Exercise goal →
Your response should consist of the full data, set down exactly.

Page and application data records
■ ■ ■ ■ ■ ■ ■

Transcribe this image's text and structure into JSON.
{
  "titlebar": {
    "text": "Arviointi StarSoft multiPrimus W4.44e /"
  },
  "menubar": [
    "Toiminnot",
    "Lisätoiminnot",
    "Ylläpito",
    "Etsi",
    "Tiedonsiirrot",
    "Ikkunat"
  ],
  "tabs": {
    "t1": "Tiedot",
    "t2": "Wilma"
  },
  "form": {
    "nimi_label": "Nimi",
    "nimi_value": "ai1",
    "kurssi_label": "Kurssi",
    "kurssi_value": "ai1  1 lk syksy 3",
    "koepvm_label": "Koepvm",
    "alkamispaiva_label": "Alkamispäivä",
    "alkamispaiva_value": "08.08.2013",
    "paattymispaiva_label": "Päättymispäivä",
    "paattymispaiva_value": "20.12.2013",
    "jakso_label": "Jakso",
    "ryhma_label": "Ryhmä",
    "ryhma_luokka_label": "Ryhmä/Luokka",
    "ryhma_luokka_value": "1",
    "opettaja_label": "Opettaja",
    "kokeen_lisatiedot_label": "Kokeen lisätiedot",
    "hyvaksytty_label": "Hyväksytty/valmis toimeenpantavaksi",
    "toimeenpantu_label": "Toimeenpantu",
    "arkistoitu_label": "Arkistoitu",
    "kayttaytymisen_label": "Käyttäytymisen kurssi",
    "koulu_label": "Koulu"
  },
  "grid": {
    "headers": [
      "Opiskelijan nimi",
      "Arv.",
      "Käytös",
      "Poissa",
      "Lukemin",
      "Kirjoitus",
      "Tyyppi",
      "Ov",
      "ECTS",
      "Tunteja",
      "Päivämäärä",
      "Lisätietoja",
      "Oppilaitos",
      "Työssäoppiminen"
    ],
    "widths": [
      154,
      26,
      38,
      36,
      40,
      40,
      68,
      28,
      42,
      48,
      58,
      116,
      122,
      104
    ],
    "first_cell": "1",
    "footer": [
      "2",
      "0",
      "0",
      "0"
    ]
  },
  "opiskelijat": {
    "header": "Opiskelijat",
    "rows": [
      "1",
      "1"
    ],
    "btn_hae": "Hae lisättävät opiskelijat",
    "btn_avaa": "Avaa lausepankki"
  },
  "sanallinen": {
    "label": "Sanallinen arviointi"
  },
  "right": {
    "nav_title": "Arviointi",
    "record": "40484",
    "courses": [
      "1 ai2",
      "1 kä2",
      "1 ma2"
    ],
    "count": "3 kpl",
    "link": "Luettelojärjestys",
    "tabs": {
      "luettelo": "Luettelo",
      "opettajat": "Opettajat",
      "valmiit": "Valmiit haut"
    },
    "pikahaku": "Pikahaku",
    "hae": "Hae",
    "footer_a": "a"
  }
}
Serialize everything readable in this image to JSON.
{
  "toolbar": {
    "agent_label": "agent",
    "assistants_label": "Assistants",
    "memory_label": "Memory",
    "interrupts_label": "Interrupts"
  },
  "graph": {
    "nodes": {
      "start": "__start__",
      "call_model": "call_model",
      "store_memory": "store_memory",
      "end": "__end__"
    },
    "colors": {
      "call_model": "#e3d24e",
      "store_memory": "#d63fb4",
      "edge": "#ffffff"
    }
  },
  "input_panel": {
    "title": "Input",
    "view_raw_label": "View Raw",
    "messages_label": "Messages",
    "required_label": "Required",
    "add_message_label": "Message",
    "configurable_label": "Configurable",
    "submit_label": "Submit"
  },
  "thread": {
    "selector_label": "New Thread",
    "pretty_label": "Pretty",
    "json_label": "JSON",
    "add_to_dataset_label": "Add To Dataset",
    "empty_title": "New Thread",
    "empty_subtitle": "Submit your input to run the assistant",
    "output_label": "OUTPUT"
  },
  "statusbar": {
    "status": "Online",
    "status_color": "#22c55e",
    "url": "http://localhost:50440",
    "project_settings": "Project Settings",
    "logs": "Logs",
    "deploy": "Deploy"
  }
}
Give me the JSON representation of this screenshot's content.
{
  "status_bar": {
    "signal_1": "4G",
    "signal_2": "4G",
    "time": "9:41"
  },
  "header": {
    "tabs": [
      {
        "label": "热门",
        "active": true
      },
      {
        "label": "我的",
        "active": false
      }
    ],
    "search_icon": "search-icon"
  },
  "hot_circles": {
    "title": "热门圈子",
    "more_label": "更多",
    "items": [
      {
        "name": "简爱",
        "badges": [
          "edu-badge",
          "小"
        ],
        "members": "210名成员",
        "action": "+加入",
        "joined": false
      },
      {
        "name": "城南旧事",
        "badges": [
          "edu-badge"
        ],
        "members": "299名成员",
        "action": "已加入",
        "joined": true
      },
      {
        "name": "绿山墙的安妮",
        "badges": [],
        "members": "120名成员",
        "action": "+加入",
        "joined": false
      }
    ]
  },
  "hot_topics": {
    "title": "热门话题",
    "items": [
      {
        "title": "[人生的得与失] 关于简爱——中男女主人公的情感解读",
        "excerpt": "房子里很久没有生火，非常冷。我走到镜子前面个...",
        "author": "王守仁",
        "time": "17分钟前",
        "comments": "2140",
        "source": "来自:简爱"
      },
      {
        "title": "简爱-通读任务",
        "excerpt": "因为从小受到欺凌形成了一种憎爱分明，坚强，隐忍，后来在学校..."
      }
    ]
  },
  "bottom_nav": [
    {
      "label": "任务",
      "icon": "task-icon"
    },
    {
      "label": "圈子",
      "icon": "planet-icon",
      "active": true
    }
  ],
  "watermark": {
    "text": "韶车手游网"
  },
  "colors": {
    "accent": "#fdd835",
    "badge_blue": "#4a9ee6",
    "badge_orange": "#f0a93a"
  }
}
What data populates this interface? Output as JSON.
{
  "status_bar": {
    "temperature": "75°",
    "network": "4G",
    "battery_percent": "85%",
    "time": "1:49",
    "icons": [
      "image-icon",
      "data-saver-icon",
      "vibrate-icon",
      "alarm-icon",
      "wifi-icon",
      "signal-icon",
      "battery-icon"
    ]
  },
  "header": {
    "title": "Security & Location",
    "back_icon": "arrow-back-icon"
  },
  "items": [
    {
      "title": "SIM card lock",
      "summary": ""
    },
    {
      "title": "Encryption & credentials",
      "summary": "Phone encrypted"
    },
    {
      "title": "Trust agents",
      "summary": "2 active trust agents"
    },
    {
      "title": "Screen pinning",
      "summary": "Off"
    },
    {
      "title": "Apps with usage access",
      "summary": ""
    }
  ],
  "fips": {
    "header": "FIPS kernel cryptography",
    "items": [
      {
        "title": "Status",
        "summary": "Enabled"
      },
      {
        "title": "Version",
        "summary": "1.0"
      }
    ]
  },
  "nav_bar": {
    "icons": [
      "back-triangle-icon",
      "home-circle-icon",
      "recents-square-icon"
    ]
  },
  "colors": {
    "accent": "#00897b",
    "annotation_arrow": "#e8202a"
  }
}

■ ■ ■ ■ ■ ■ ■

Exercise result →
Transcribe this image's text and structure into JSON.
{
  "titlebar": {
    "text": "Arviointi StarSoft multiPrimus W4.44e /"
  },
  "menubar": [
    "Toiminnot",
    "Lisätoiminnot",
    "Ylläpito",
    "Etsi",
    "Tiedonsiirrot",
    "Ikkunat"
  ],
  "tabs": {
    "t1": "Tiedot",
    "t2": "Wilma"
  },
  "form": {
    "nimi_label": "Nimi",
    "nimi_value": "ai1",
    "kurssi_label": "Kurssi",
    "kurssi_value": "ai1  1 lk syksy 3",
    "koepvm_label": "Koepvm",
    "alkamispaiva_label": "Alkamispäivä",
    "alkamispaiva_value": "08.08.2013",
    "paattymispaiva_label": "Päättymispäivä",
    "paattymispaiva_value": "20.12.2013",
    "jakso_label": "Jakso",
    "ryhma_label": "Ryhmä",
    "ryhma_luokka_label": "Ryhmä/Luokka",
    "ryhma_luokka_value": "1",
    "opettaja_label": "Opettaja",
    "kokeen_lisatiedot_label": "Kokeen lisätiedot",
    "hyvaksytty_label": "Hyväksytty/valmis toimeenpantavaksi",
    "toimeenpantu_label": "Toimeenpantu",
    "arkistoitu_label": "Arkistoitu",
    "kayttaytymisen_label": "Käyttäytymisen kurssi",
    "koulu_label": "Koulu"
  },
  "grid": {
    "headers": [
      "Opiskelijan nimi",
      "Arv.",
      "Käytös",
      "Poissa",
      "Lukemin",
      "Kirjoitus",
      "Tyyppi",
      "Ov",
      "ECTS",
      "Tunteja",
      "Päivämäärä",
      "Lisätietoja",
      "Oppilaitos",
      "Työssäoppiminen"
    ],
    "widths": [
      154,
      26,
      38,
      36,
      40,
      40,
      68,
      28,
      42,
      48,
      58,
      116,
      122,
      104
    ],
    "first_cell": "1",
    "footer": [
      "2",
      "0",
      "0",
      "0"
    ]
  },
  "opiskelijat": {
    "header": "Opiskelijat",
    "rows": [
      "1",
      "1"
    ],
    "btn_hae": "Hae lisättävät opiskelijat",
    "btn_avaa": "Avaa lausepankki"
  },
  "sanallinen": {
    "label": "Sanallinen arviointi"
  },
  "right": {
    "nav_title": "Arviointi",
    "record": "40484",
    "courses": [
      "1 ai2",
      "1 kä2",
      "1 ma2"
    ],
    "count": "3 kpl",
    "link": "Luettelojärjestys",
    "tabs": {
      "luettelo": "Luettelo",
      "opettajat": "Opettajat",
      "valmiit": "Valmiit haut"
    },
    "pikahaku": "Pikahaku",
    "hae": "Hae",
    "footer_a": "a"
  }
}
Serialize everything readable in this image to JSON.
{
  "toolbar": {
    "agent_label": "agent",
    "assistants_label": "Assistants",
    "memory_label": "Memory",
    "interrupts_label": "Interrupts"
  },
  "graph": {
    "nodes": {
      "start": "__start__",
      "call_model": "call_model",
      "store_memory": "store_memory",
      "end": "__end__"
    },
    "colors": {
      "call_model": "#e3d24e",
      "store_memory": "#d63fb4",
      "edge": "#ffffff"
    }
  },
  "input_panel": {
    "title": "Input",
    "view_raw_label": "View Raw",
    "messages_label": "Messages",
    "required_label": "Required",
    "add_message_label": "Message",
    "configurable_label": "Configurable",
    "submit_label": "Submit"
  },
  "thread": {
    "selector_label": "New Thread",
    "pretty_label": "Pretty",
    "json_label": "JSON",
    "add_to_dataset_label": "Add To Dataset",
    "empty_title": "New Thread",
    "empty_subtitle": "Submit your input to run the assistant",
    "output_label": "OUTPUT"
  },
  "statusbar": {
    "status": "Online",
    "status_color": "#22c55e",
    "url": "http://localhost:50440",
    "project_settings": "Project Settings",
    "logs": "Logs",
    "deploy": "Deploy"
  }
}
Give me the JSON representation of this screenshot's content.
{
  "status_bar": {
    "signal_1": "4G",
    "signal_2": "4G",
    "time": "9:41"
  },
  "header": {
    "tabs": [
      {
        "label": "热门",
        "active": true
      },
      {
        "label": "我的",
        "active": false
      }
    ],
    "search_icon": "search-icon"
  },
  "hot_circles": {
    "title": "热门圈子",
    "more_label": "更多",
    "items": [
      {
        "name": "简爱",
        "badges": [
          "edu-badge",
          "小"
        ],
        "members": "210名成员",
        "action": "+加入",
        "joined": false
      },
      {
        "name": "城南旧事",
        "badges": [
          "edu-badge"
        ],
        "members": "299名成员",
        "action": "已加入",
        "joined": true
      },
      {
        "name": "绿山墙的安妮",
        "badges": [],
        "members": "120名成员",
        "action": "+加入",
        "joined": false
      }
    ]
  },
  "hot_topics": {
    "title": "热门话题",
    "items": [
      {
        "title": "[人生的得与失] 关于简爱——中男女主人公的情感解读",
        "excerpt": "房子里很久没有生火，非常冷。我走到镜子前面个...",
        "author": "王守仁",
        "time": "17分钟前",
        "comments": "2140",
        "source": "来自:简爱"
      },
      {
        "title": "简爱-通读任务",
        "excerpt": "因为从小受到欺凌形成了一种憎爱分明，坚强，隐忍，后来在学校..."
      }
    ]
  },
  "bottom_nav": [
    {
      "label": "任务",
      "icon": "task-icon"
    },
    {
      "label": "圈子",
      "icon": "planet-icon",
      "active": true
    }
  ],
  "watermark": {
    "text": "韶车手游网"
  },
  "colors": {
    "accent": "#fdd835",
    "badge_blue": "#4a9ee6",
    "badge_orange": "#f0a93a"
  }
}
What data populates this interface? Output as JSON.
{
  "status_bar": {
    "temperature": "75°",
    "network": "4G",
    "battery_percent": "85%",
    "time": "1:49",
    "icons": [
      "image-icon",
      "data-saver-icon",
      "vibrate-icon",
      "alarm-icon",
      "wifi-icon",
      "signal-icon",
      "battery-icon"
    ]
  },
  "header": {
    "title": "Security & Location",
    "back_icon": "arrow-back-icon"
  },
  "items": [
    {
      "title": "SIM card lock",
      "summary": ""
    },
    {
      "title": "Encryption & credentials",
      "summary": "Phone encrypted"
    },
    {
      "title": "Trust agents",
      "summary": "2 active trust agents"
    },
    {
      "title": "Screen pinning",
      "summary": "Off"
    },
    {
      "title": "Apps with usage access",
      "summary": ""
    }
  ],
  "fips": {
    "header": "FIPS kernel cryptography",
    "items": [
      {
        "title": "Status",
        "summary": "Enabled"
      },
      {
        "title": "Version",
        "summary": "1.0"
      }
    ]
  },
  "nav_bar": {
    "icons": [
      "back-triangle-icon",
      "home-circle-icon",
      "recents-square-icon"
    ]
  },
  "colors": {
    "accent": "#00897b",
    "annotation_arrow": "#e8202a"
  }
}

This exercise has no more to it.